Summing up Holocaust victims’ worst fears, Terence des Pres quoted an inmate of Dachau: “The SS guards took pleasure in telling us that we had no chance in coming out alive, a point they emphasized with particular relish by insisting that after the war the rest of the world would not believe what happened; there would be rumors, speculations, but no clear evidence, and people would conclude that evil on such a scale was just not possible.”
Those Nazis were proven wrong. Their destruction of Europe’s Jews was and is the most documented crime in human history. Historians every day add to what we know about the Holocaust by working to uncover previously unknown facts. They debate the mechanics of the Holocaust—but not whether it happened any more than historians debate whether Nazi Germany Blitzkrieged Poland on September 1, 1939.

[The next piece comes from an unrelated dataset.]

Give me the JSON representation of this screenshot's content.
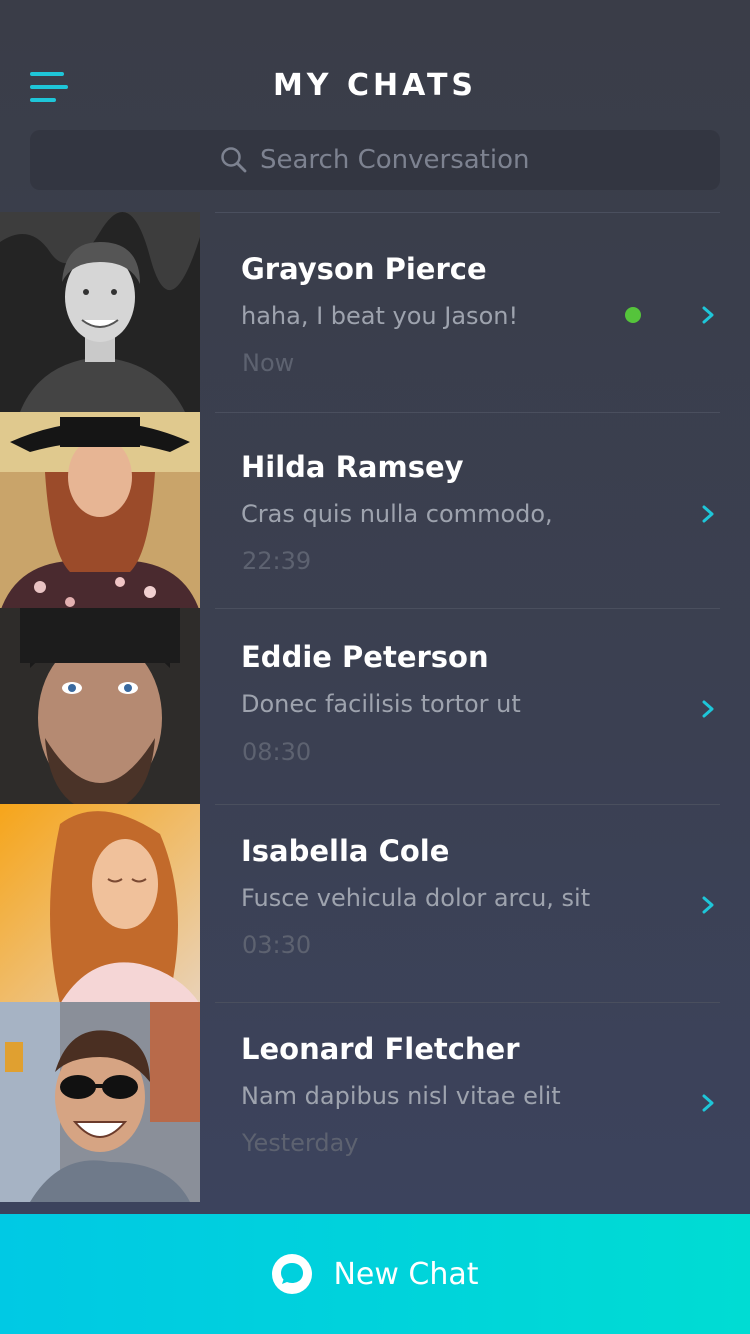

If a “debate” whether the Holocaust happened was needed, it came a decade ago when self-styled historian Clifford Irving sued for libel in a London Court scholar Deborah Lipstadt for calling him a Holocaust Denier. During a protracted, expensive trial Lipstadt chose to rely on the testimony of historical experts—not Holocaust Survivors. Her lead witness, historian Richard Evans, systematically exposed Irving’s claims that there were no gas ovens at Auschwitz as premeditated lies and purposeful falsifications of the documented historical evidence. The Judge censured Irving in the harshest terms, and “the debate” over the Holocaust had been won.
By all means, eighth graders should be taught about the Holocaust in the context of World War II. In our Internet-dominated world, it is indeed necessary to promote critical thinking. Soon enough (if not already) eighth graders will be exposed to the ugly fact that even governments like Iran’s deny the Holocaust ever happened, while other bigots use websites to argue that black people exploited on Southern plantations were “contented slaves.” We must teach young people how to study history and learn the truth without making the classroom in a platform for legitimating pseudo-history and teaching hate. Jews aren’t promoting their “special version” of the Holocaust. It is teachers throughout Western Europe who are being pressured not to teach about the Holocaust, supposedly not to offend Muslim students.